      • Who wrote or published the resource?
      • Is there a clear author, either a person or organization?
      • What are the qualifications of the author?
        • What are their academic and professional credentials?
        • Do they have Master’s and Ph.D.s in the pertinent field of study?
        • Do they work for a research institute, a think tank, a lobbying group, or a professional organization?
        • What is their Web of Science, Scopus, or Google Scholar score?
  2. the quality of the publisher
    • What kind of publisher is it?
      • A website?
        • What kind of website is it? What is the URL? –.com .edu .gov .org .net
      • A traditional press? a trade press? a university press? a for-profit press for people who want to pay to self publish their work? someone’s blog site?
      • Is the publisher affiliated with a university? a professional organization? a national news organization? a foundation? a think tank?
      • Does the publisher, whether it’s a print publication or a website, use peer review to make publishing decisions?
        • Are the qualifications and professional associations of the reviewers disclosed?
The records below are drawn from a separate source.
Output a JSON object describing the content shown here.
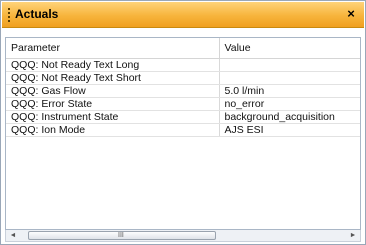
{
  "panel": {
    "title": "Actuals",
    "close_glyph": "×"
  },
  "table": {
    "columns": [
      "Parameter",
      "Value"
    ],
    "rows": [
      {
        "parameter": "QQQ: Not Ready Text Long",
        "value": ""
      },
      {
        "parameter": "QQQ: Not Ready Text Short",
        "value": ""
      },
      {
        "parameter": "QQQ: Gas Flow",
        "value": "5.0 l/min"
      },
      {
        "parameter": "QQQ: Error State",
        "value": "no_error"
      },
      {
        "parameter": "QQQ: Instrument State",
        "value": "background_acquisition"
      },
      {
        "parameter": "QQQ: Ion Mode",
        "value": "AJS ESI"
      }
    ]
  },
  "scrollbar": {
    "left_arrow": "◄",
    "right_arrow": "►",
    "thumb_grip": "III"
  },
  "icons": {
    "grip": "drag-grip-icon",
    "close": "close-icon",
    "left": "scroll-left-icon",
    "right": "scroll-right-icon"
  }
}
Step #2: Evaluate Authority Data

Once you’ve given a source a quick look to ascertain the credibility of the authors and publishers, you can dig in and do a deeper analysis. To jumpstart your critique, consider the following critical perspectives:

  1. Bias
    • Can you identify any hidden agendas? Are there political, ideological, cultural, religious, institutional, or personal biases?
    • Are there any conflicts of interest? For example, is the author funded by a business to do research on a product or service?
    • What individuals or organizations support the publication? Are that organization’s purposes and goals stated clearly and openly?
    • To substantiate claims, does the author rely on anecdotal information, stories, textual research?
  2. Peer Review
    • Is the information peer reviewed? Does the publisher use peer review to make publishing decisions?
  3. Methodological Flaws
    • Has the investigator used the appropriate methods?
    • Has the investigator exaggerated findings?
  4. Communication
  5. Citations
  6. Critical & Analytical Thinking
  7. Errors

Works Cited

Blakeslee, Sarah (2004) “The CRAAP Test,” LOEX Quarterly: Vol. 31: No. 3, Article 4.

Elsevier. (n.d.). Trust in Research. Elsevier Connect. Retrieved December 1, 2022, from https://www.elsevier.com/connect/trust-in-research

Whitmore, Marilyn P. (1996) Empowering Students; Hands-on Library Instruction Activities. Pittsburgh: Library Instruction Publications.